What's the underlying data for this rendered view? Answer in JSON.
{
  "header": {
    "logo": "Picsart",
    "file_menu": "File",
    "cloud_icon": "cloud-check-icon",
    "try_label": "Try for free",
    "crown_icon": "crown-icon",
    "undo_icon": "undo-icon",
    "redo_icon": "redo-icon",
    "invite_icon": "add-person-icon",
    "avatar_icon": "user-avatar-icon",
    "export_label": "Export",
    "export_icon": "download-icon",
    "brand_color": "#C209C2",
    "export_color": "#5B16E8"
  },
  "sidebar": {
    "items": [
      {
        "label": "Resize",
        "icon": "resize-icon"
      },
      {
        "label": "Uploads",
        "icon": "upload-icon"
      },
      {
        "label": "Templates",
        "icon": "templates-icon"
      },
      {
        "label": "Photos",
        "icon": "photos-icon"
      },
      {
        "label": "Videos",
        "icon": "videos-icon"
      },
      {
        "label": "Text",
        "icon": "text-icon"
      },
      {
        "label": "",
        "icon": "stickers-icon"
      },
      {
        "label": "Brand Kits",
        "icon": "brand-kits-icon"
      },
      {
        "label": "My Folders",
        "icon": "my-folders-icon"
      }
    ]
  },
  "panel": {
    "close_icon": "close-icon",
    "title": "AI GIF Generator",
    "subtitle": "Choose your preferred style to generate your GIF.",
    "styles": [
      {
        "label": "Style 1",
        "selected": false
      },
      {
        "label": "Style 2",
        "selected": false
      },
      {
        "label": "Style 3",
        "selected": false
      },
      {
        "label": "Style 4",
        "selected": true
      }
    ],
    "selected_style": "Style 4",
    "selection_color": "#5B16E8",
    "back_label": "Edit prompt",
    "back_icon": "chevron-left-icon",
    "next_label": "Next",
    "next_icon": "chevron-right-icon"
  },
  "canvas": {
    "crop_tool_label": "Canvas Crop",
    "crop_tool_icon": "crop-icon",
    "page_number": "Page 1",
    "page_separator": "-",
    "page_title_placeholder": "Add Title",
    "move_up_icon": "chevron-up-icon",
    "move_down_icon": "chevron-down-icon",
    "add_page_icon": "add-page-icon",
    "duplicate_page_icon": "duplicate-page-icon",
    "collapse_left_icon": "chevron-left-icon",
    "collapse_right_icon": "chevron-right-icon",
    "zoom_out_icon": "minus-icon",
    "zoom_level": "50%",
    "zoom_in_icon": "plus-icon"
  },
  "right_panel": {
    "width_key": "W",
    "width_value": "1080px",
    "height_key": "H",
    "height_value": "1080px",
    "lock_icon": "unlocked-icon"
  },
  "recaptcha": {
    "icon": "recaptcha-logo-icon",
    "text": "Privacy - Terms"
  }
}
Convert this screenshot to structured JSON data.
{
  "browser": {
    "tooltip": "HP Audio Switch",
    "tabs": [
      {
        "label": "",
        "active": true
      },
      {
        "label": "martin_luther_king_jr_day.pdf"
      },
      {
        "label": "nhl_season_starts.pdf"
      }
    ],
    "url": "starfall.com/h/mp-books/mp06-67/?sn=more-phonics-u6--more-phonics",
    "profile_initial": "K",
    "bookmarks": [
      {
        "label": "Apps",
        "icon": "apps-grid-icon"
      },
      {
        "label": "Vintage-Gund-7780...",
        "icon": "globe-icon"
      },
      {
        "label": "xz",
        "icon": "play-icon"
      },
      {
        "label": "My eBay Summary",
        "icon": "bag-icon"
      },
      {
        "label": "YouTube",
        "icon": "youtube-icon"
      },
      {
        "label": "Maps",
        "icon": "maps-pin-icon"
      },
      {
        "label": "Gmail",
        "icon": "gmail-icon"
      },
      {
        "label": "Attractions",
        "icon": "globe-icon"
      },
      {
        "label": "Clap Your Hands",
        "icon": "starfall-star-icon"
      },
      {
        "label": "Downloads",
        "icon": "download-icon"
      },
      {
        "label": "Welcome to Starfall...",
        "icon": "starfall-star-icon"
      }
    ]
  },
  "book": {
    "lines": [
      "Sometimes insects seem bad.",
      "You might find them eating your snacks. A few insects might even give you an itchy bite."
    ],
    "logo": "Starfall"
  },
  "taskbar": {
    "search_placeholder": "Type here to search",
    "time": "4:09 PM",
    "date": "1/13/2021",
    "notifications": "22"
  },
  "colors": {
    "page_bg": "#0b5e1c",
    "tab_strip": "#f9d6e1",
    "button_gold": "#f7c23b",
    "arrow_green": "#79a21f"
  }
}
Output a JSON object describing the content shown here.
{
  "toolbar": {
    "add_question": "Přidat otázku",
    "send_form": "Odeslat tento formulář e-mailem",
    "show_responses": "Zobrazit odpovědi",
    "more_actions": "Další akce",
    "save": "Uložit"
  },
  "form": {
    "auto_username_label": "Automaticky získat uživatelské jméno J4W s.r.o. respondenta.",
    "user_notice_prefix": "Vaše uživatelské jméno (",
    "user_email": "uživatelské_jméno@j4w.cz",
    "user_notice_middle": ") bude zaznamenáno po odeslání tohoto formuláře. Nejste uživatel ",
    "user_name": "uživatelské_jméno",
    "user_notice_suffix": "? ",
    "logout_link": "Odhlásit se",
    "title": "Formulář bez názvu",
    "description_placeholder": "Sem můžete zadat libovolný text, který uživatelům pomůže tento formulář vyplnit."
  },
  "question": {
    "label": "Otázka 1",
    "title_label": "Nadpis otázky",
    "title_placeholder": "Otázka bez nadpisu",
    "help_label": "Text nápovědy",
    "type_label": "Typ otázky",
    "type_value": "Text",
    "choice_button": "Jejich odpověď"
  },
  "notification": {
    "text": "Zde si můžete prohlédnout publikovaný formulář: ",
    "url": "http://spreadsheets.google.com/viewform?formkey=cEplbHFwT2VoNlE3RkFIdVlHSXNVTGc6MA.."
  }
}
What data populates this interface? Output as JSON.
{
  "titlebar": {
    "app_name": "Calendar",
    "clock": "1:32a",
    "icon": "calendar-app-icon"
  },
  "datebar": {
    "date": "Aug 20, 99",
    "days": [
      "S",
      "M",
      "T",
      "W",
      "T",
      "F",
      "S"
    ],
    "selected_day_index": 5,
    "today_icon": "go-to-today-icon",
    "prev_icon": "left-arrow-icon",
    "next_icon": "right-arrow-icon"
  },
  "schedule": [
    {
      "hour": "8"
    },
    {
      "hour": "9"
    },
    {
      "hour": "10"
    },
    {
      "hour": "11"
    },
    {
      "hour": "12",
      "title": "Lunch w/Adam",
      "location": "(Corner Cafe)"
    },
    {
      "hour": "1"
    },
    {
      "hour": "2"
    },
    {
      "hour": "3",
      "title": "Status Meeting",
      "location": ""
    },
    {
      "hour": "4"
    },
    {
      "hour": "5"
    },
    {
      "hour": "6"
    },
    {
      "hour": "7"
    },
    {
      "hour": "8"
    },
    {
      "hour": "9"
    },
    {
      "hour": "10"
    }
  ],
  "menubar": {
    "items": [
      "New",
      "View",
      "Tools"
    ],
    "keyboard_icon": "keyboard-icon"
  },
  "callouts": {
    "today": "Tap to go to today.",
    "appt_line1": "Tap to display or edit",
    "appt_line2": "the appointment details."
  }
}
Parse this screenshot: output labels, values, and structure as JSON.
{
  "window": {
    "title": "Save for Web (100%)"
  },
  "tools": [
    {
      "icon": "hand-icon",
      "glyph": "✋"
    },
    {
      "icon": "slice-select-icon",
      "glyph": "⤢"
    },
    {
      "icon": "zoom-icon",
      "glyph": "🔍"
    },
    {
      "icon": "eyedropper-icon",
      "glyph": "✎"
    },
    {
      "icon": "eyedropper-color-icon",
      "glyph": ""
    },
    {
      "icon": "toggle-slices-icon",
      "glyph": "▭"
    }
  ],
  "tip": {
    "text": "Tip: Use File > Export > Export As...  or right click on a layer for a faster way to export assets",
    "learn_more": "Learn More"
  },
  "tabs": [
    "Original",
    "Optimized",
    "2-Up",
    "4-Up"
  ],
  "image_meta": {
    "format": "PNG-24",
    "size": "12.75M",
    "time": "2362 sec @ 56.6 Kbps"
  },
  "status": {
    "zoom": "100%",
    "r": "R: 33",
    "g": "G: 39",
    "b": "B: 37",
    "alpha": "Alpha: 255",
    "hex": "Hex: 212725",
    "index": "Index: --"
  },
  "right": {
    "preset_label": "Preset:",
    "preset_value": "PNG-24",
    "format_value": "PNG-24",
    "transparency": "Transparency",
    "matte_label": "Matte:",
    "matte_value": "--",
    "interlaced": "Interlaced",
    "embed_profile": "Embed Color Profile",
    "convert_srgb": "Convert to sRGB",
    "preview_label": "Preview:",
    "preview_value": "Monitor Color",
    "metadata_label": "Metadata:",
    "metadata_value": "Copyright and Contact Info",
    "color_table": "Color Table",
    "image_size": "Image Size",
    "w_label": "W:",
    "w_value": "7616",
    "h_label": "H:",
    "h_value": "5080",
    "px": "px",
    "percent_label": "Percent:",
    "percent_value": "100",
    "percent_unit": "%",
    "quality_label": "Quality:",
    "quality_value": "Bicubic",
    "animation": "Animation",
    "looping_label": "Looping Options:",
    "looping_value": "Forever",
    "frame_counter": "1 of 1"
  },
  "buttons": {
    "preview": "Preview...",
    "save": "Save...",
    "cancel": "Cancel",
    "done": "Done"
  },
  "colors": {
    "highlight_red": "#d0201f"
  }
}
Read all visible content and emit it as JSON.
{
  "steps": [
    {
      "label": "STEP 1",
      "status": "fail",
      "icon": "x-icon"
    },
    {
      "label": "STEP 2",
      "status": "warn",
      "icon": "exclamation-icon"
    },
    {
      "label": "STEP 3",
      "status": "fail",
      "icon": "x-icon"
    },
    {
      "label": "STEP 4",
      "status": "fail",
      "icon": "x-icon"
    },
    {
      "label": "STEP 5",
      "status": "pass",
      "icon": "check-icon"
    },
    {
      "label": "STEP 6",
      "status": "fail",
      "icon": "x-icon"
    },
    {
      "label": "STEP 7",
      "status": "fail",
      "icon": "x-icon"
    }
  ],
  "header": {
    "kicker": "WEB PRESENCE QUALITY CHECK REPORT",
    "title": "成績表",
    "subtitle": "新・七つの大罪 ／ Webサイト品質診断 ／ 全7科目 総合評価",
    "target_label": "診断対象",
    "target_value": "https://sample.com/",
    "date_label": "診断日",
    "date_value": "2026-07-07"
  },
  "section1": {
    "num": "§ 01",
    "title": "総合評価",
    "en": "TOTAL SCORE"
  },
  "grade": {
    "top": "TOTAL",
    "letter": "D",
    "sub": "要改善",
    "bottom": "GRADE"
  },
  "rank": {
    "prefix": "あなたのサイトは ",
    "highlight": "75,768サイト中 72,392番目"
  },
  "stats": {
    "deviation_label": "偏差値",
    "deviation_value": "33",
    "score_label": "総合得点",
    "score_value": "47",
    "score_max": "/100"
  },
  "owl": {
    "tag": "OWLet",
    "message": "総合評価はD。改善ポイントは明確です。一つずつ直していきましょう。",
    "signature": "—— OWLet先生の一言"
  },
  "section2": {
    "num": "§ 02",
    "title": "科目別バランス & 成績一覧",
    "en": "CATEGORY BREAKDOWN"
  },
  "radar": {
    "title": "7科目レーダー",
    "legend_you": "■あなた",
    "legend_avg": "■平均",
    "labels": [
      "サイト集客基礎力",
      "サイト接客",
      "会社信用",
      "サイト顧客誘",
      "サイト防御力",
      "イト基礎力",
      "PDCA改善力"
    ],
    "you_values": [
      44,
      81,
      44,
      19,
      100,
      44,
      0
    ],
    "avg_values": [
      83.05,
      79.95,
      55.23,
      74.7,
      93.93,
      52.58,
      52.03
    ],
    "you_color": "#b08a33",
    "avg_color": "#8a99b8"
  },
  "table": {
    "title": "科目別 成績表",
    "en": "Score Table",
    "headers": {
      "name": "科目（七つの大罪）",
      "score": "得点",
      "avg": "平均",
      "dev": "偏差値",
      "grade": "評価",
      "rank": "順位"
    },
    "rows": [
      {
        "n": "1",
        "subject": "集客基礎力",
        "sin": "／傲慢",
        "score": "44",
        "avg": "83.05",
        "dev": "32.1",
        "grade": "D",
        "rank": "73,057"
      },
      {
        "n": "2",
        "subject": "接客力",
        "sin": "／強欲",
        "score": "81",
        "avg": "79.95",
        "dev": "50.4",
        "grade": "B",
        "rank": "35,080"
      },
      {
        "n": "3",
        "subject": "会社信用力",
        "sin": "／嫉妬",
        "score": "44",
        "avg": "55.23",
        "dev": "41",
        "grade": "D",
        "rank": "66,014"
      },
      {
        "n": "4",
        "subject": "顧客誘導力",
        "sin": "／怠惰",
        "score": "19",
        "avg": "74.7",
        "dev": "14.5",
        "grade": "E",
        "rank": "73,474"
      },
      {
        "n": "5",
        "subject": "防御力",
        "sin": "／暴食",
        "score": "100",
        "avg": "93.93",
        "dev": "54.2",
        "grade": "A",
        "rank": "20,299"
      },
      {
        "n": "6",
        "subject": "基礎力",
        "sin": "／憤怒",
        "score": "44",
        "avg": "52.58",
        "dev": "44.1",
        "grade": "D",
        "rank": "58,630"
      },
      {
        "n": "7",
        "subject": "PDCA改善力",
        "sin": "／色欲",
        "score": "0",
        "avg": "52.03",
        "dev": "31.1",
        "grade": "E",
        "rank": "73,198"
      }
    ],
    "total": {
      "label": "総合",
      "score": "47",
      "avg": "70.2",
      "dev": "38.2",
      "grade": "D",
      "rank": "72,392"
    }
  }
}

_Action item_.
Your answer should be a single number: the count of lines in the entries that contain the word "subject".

_Solution to this problem_.
7